Why Should You Fix It?
SSL is the encryption used to secure your communications with banks, e-mail providers and anything else you don't want to be snooped. A rogue certificate will cause your computer to think it has contacted a trusted website, when in fact you're hooking up with a phony.
Here's a quick guide to making sure your computer knows who it's dealing with.
Mark the Certificate as Untrusted
On the Mac, certificates are stored in your keychain. To edit them, open up keychain access. You'll find it in your Utilities folder, inside the Applications folder:
Fire it up, and type "Diginotar" into the search box. You should get one result. We're going to revoke the entire Diginotar certificate authority.
Click on the certificate and click the "i" at the bottom of the window. You'll see this.
Click the "Trust" arrow and you'll reveal these options. You only have to change the first one from "System Defaults" to "Never Trust."
When you close this window, you'll be prompted for your admin password. Enter it, and you're done. You might want to check that your changes have worked. The window should now look like this:
You may have to click away and then back again to refresh the window.
Congratulations: You are now a little safer.

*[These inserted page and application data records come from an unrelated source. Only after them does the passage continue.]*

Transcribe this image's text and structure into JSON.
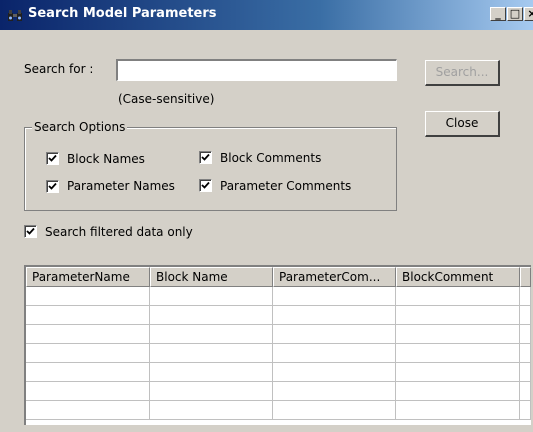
{
  "window": {
    "title": "Search Model Parameters",
    "title_icon": "binoculars-icon",
    "controls": {
      "minimize": "_",
      "maximize": "□",
      "close": "×"
    }
  },
  "search": {
    "label": "Search for :",
    "value": "",
    "hint": "(Case-sensitive)"
  },
  "buttons": {
    "search": "Search...",
    "close": "Close"
  },
  "options": {
    "legend": "Search Options",
    "block_names": {
      "label": "Block Names",
      "checked": true
    },
    "block_comments": {
      "label": "Block Comments",
      "checked": true
    },
    "parameter_names": {
      "label": "Parameter Names",
      "checked": true
    },
    "parameter_comments": {
      "label": "Parameter Comments",
      "checked": true
    }
  },
  "filtered": {
    "label": "Search filtered data only",
    "checked": true
  },
  "results": {
    "columns": [
      "ParameterName",
      "Block Name",
      "ParameterCom...",
      "BlockComment"
    ],
    "rows": []
  },
  "colors": {
    "face": "#d4d0c8",
    "title_start": "#0a246a",
    "title_end": "#a6caf0",
    "disabled_text": "#a0a0a0"
  }
}
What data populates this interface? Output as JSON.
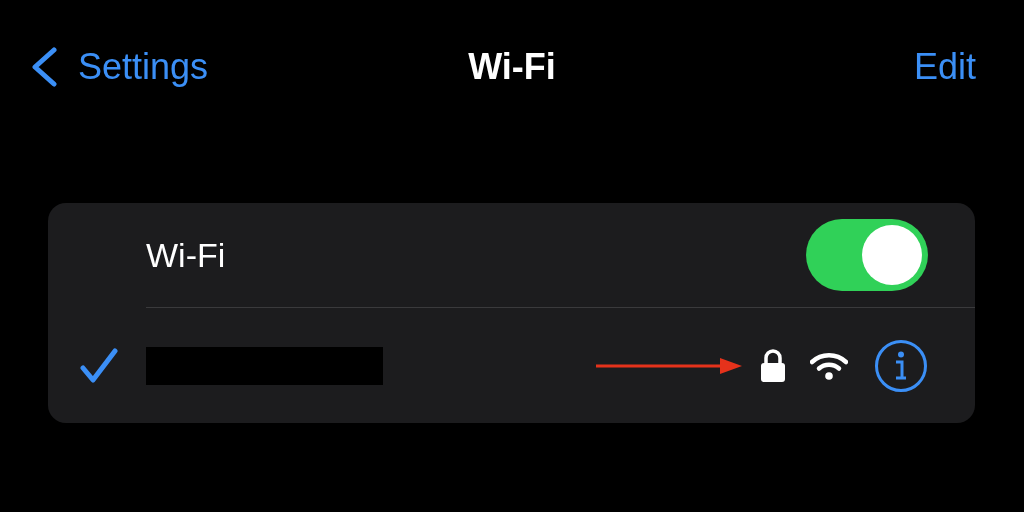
{
  "nav": {
    "back_label": "Settings",
    "title": "Wi-Fi",
    "action": "Edit"
  },
  "wifi_row": {
    "label": "Wi-Fi",
    "on": true
  },
  "network": {
    "connected": true,
    "redacted": true,
    "secured": true
  },
  "annotations": [
    {
      "kind": "arrow"
    }
  ]
}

Thanks to Coriolis for this how-to.
Original post by Charlie Sorrel, Wired.com.
This page was last modified 09:39, 1 September 2011 by howto_admin.